Bangalore: Scientists at the National Aerospace Laboratories (NAL) are working on gen-next components that will make planes smarter and healthier. Through Structural Health Monitoring (SHM) of composites, scientists are confident that the performance of the flying machines too will increase. The research is being carried out at the Advanced Composites Division (ACD) of NAL with the sole aim of carrying out SHM of planes while they are in flight. NAL is a premier wing of the Council of Scientific and Industrial Research.
Sharing some finer points of the close-guarded research with Express, Dr Ramesh Sundaram, Senior Principal Scientist & Deputy Head, ACD, said that any defects on the aircraft could be detected in future using on-board SHM systems. "The defects could be due to debris on the runway, hailstorm pieces impacting the aircraft, the most common incidents of tool-dropping during maintenance, impact of hard-landing on landing gear and even due to the impact of ground-handling equipment on the aircraft. The SHM systems will be able to give a real-time feed to the pilots," Dr Ramesh said.
Tested on UAV, Hansa: "The current systems being used in aircraft are safe, but our SHM system will help reduce time required for inspections. We have progressed well in the area and have demonstrated the technology on the two-seater Hansa aircraft. In collaboration with Aeronautical Development Establishment (ADE), we have demonstrated the SHM system using fiber optic sensors on the Unmanned Aerial Vehicle (UAV) Nishant," Dr Ramesh said. During the technology demonstration of the SHM systems on the boom of UAV, scientists were able to capture the strain pattern on the tail boom -- right from take-off to parachute-deployment, while landing. Using these strain parameters, scientists have developed an algorithm to estimate the loads on the structure.

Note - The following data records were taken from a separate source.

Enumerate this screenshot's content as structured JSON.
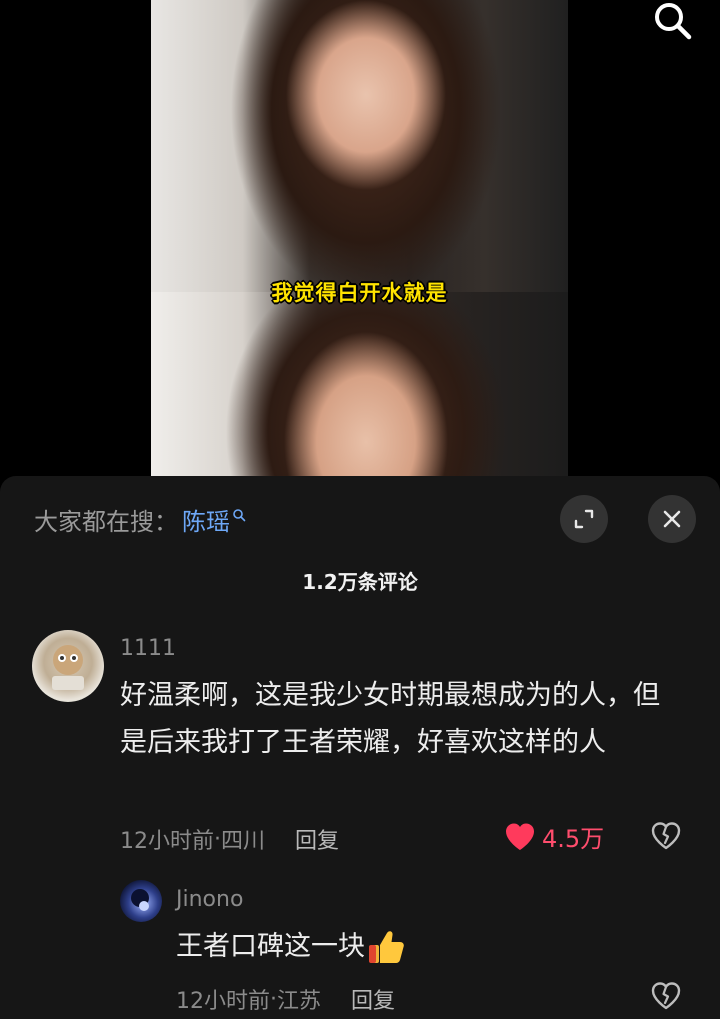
{
  "video": {
    "subtitle": "我觉得白开水就是"
  },
  "icons": {
    "search": "search-icon",
    "expand": "expand-icon",
    "close": "close-icon",
    "like": "heart-icon",
    "dislike": "broken-heart-icon",
    "thumbs_up": "thumbs-up-emoji"
  },
  "colors": {
    "accent_link": "#6ea8f7",
    "like_red": "#ff4d6d",
    "subtitle_yellow": "#ffe300",
    "sheet_bg": "#161616"
  },
  "sheet": {
    "trending_prefix": "大家都在搜：",
    "trending_keyword": "陈瑶",
    "comment_count": "1.2万条评论"
  },
  "comments": [
    {
      "username": "1111",
      "text": "好温柔啊，这是我少女时期最想成为的人，但是后来我打了王者荣耀，好喜欢这样的人",
      "time": "12小时前",
      "location": "四川",
      "separator": " · ",
      "reply_label": "回复",
      "likes": "4.5万"
    },
    {
      "username": "Jinono",
      "text": "王者口碑这一块",
      "time": "12小时前",
      "location": "江苏",
      "separator": " · ",
      "reply_label": "回复"
    }
  ]
}
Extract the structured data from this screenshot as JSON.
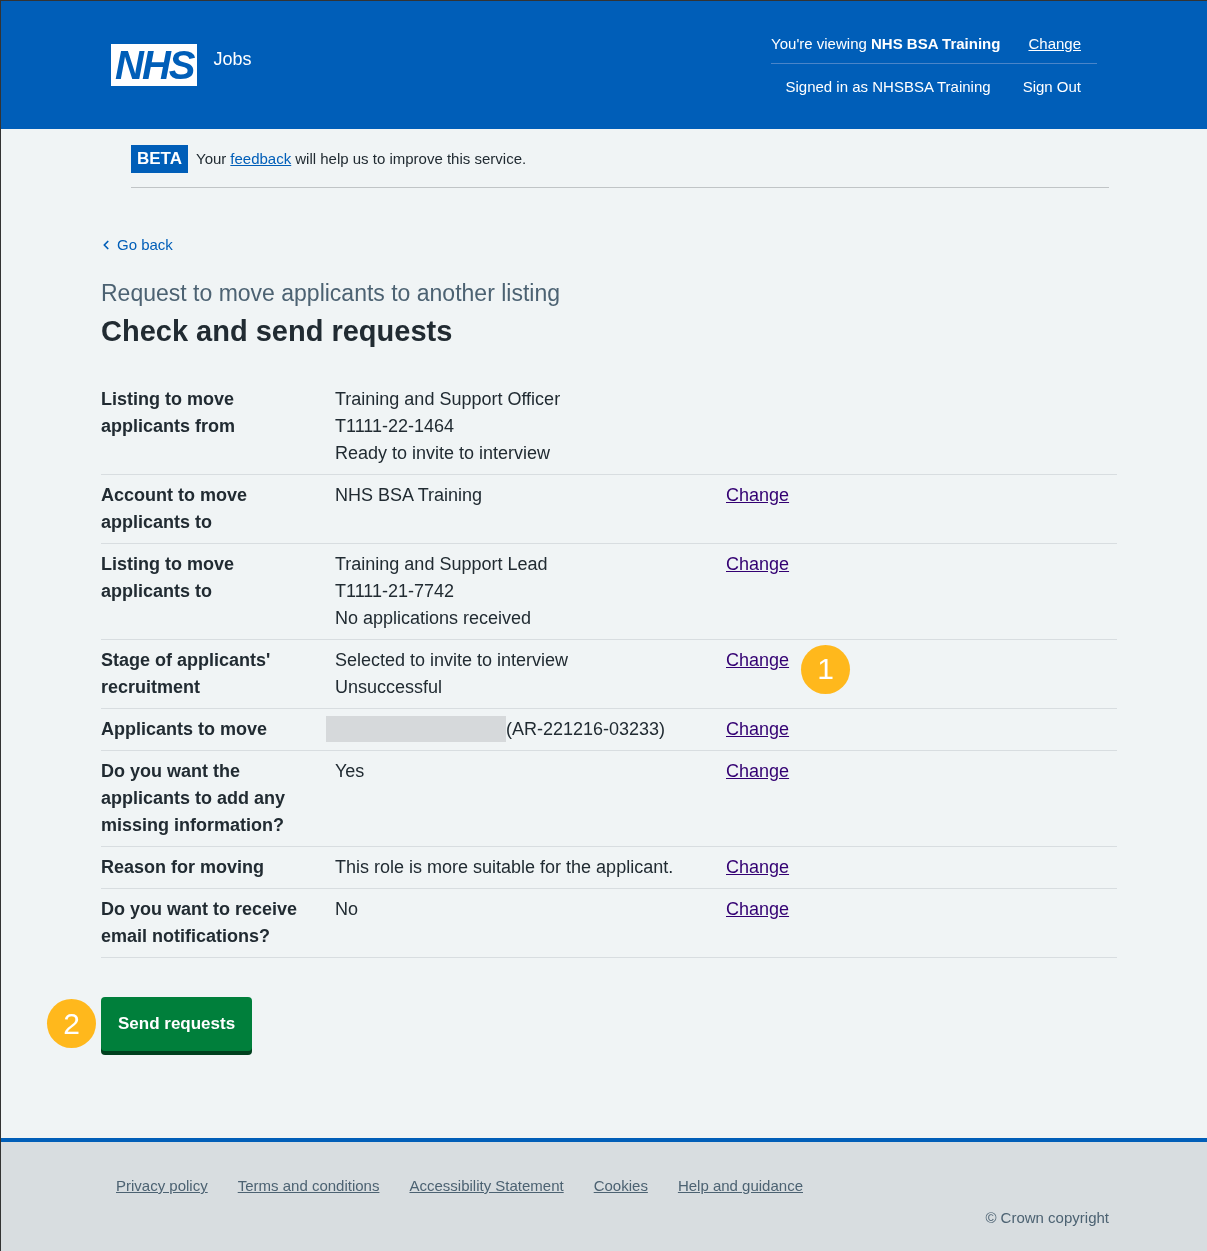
{
  "header": {
    "logo": "NHS",
    "service": "Jobs",
    "viewing": "You're viewing **NHS BSA Training**",
    "viewing_link": "Change",
    "signed_in": "Signed in as NHSBSA Training",
    "sign_out": "Sign Out"
  },
  "phase_banner": {
    "tag": "BETA",
    "before": "Your",
    "link": "feedback",
    "after": "will help us to improve this service."
  },
  "back_link": "Go back",
  "caption": "Request to move applicants to another listing",
  "heading": "Check and send requests",
  "rows": [
    {
      "key": "Listing to move applicants from",
      "values": [
        "Training and Support Officer",
        "T1111-22-1464",
        "Ready to invite to interview"
      ]
    },
    {
      "key": "Account to move applicants to",
      "values": [
        "NHS BSA Training"
      ],
      "action": "Change"
    },
    {
      "key": "Listing to move applicants to",
      "values": [
        "Training and Support Lead",
        "T1111-21-7742",
        "No applications received"
      ],
      "action": "Change"
    },
    {
      "key": "Stage of applicants' recruitment",
      "values": [
        "Selected to invite to interview",
        "Unsuccessful"
      ],
      "action": "Change",
      "callout": "1"
    },
    {
      "key": "Applicants to move",
      "values": [
        "(AR-221216-03233)"
      ],
      "action": "Change",
      "redacted": true
    },
    {
      "key": "Do you want the applicants to add any missing information?",
      "values": [
        "Yes"
      ],
      "action": "Change"
    },
    {
      "key": "Reason for moving",
      "values": [
        "This role is more suitable for the applicant."
      ],
      "action": "Change"
    },
    {
      "key": "Do you want to receive email notifications?",
      "values": [
        "No"
      ],
      "action": "Change"
    }
  ],
  "submit": {
    "label": "Send requests",
    "callout": "2"
  },
  "footer": {
    "links": [
      "Privacy policy",
      "Terms and conditions",
      "Accessibility Statement",
      "Cookies",
      "Help and guidance"
    ],
    "copyright": "© Crown copyright"
  }
}
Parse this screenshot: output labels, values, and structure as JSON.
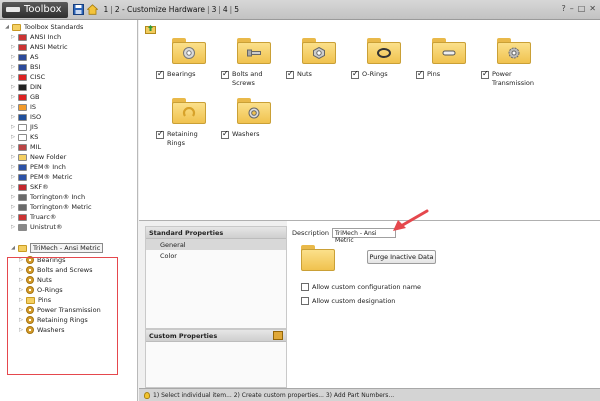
{
  "titlebar": {
    "app_name": "Toolbox",
    "crumbs": [
      "1",
      "2 - Customize Hardware",
      "3",
      "4",
      "5"
    ],
    "controls": [
      "?",
      "–",
      "□",
      "✕"
    ]
  },
  "tree": {
    "root": "Toolbox Standards",
    "standards": [
      {
        "label": "ANSI Inch",
        "icon": "us-flag-icon",
        "color": "#c33"
      },
      {
        "label": "ANSI Metric",
        "icon": "us-flag-icon",
        "color": "#c33"
      },
      {
        "label": "AS",
        "icon": "australia-flag-icon",
        "color": "#2c4a9a"
      },
      {
        "label": "BSI",
        "icon": "uk-flag-icon",
        "color": "#2c4a9a"
      },
      {
        "label": "CISC",
        "icon": "canada-flag-icon",
        "color": "#d22"
      },
      {
        "label": "DIN",
        "icon": "germany-flag-icon",
        "color": "#222"
      },
      {
        "label": "GB",
        "icon": "china-flag-icon",
        "color": "#d22"
      },
      {
        "label": "IS",
        "icon": "india-flag-icon",
        "color": "#f39a2a"
      },
      {
        "label": "ISO",
        "icon": "iso-icon",
        "color": "#1f4f9c"
      },
      {
        "label": "JIS",
        "icon": "japan-flag-icon",
        "color": "#ffffff"
      },
      {
        "label": "KS",
        "icon": "korea-flag-icon",
        "color": "#ffffff"
      },
      {
        "label": "MIL",
        "icon": "mil-icon",
        "color": "#b44"
      },
      {
        "label": "New Folder",
        "icon": "folder-icon",
        "color": "#f4cf62"
      },
      {
        "label": "PEM® Inch",
        "icon": "pem-icon",
        "color": "#2d52a6"
      },
      {
        "label": "PEM® Metric",
        "icon": "pem-icon",
        "color": "#2d52a6"
      },
      {
        "label": "SKF®",
        "icon": "skf-icon",
        "color": "#c4272d"
      },
      {
        "label": "Torrington® Inch",
        "icon": "torrington-icon",
        "color": "#6a6a6a"
      },
      {
        "label": "Torrington® Metric",
        "icon": "torrington-icon",
        "color": "#6a6a6a"
      },
      {
        "label": "Truarc®",
        "icon": "truarc-icon",
        "color": "#c33"
      },
      {
        "label": "Unistrut®",
        "icon": "unistrut-icon",
        "color": "#888"
      }
    ],
    "custom_standard": "TriMech - Ansi Metric",
    "custom_children": [
      "Bearings",
      "Bolts and Screws",
      "Nuts",
      "O-Rings",
      "Pins",
      "Power Transmission",
      "Retaining Rings",
      "Washers"
    ]
  },
  "tiles": [
    {
      "label": "Bearings",
      "icon": "bearing-icon",
      "checked": true
    },
    {
      "label": "Bolts and Screws",
      "icon": "bolt-icon",
      "checked": true
    },
    {
      "label": "Nuts",
      "icon": "nut-icon",
      "checked": true
    },
    {
      "label": "O-Rings",
      "icon": "o-ring-icon",
      "checked": true
    },
    {
      "label": "Pins",
      "icon": "pin-icon",
      "checked": true
    },
    {
      "label": "Power Transmission",
      "icon": "gear-icon",
      "checked": true
    },
    {
      "label": "Retaining Rings",
      "icon": "retaining-ring-icon",
      "checked": true
    },
    {
      "label": "Washers",
      "icon": "washer-icon",
      "checked": true
    }
  ],
  "standard_properties": {
    "title": "Standard Properties",
    "items": [
      "General",
      "Color"
    ],
    "selected": "General"
  },
  "custom_properties": {
    "title": "Custom Properties"
  },
  "detail": {
    "description_label": "Description",
    "description_value": "TriMech - Ansi Metric",
    "purge_button": "Purge Inactive Data",
    "options": [
      {
        "label": "Allow custom configuration name",
        "checked": false
      },
      {
        "label": "Allow custom designation",
        "checked": false
      }
    ]
  },
  "status_bar": "1) Select individual item... 2) Create custom properties... 3) Add Part Numbers...",
  "colors": {
    "accent_red": "#e5484d",
    "folder": "#f4cf62",
    "titlebar": "#c8c8c8"
  }
}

"Now, we are looking experiments at lab level to understand the extent of damage using the SHM system. We also want to predict the residual life of aircraft structures due to the damages caused over a period of time. Currently we are focusing on developing simulation models to validate the experimental results," the scientist said.
Lesser inspection time: NAL Director Shyam Chetty said that it will take some more time before India could claim its supremacy in developing SHM systems. "What it will eventually do is bring down the inspection time to a few hours. Operators will get huge maintenance advantage as overall health of the aircraft will be readily available. Health of the various onboard electronic systems of the avionics suite is already being checked continuously in flight by what is called C-BIT (Continuous built-in-test)," Shyam said.
On Tejas in future: According to Dr Kota Harinarayana, aerospace legend and mentor, it is essential to have a technology to map the health of the aircraft constantly. "If there is an incipient failure, these systems should be able to detect the same. We hope even the future variants of Tejas too will have SHM systems; that will help us to look at the health of aircraft in totality," Dr Kota said.
A paradigm shift: NAL has been undertaking projects with funding from the Aircraft Research and Development Board (AR&DB), a movement spearheaded by the Defence Research and Development Organisation. Many academic institutions including IITs, Indian Institute of Science are working along with NAL in the area of SHM system research. "World over, similar studies have been undertaken by major aircraft companies on an experimental basis. The day is not too far when SHM-based design will become the mandate for aircraft manufacturing firms. This paradigm shift will probably turn around the current concept of plane-making. Scientists with the National Aeronautics and Space Administration (NASA) too have made some inroads on this front," Dr Ramesh added.
Copyright@The New Indian Express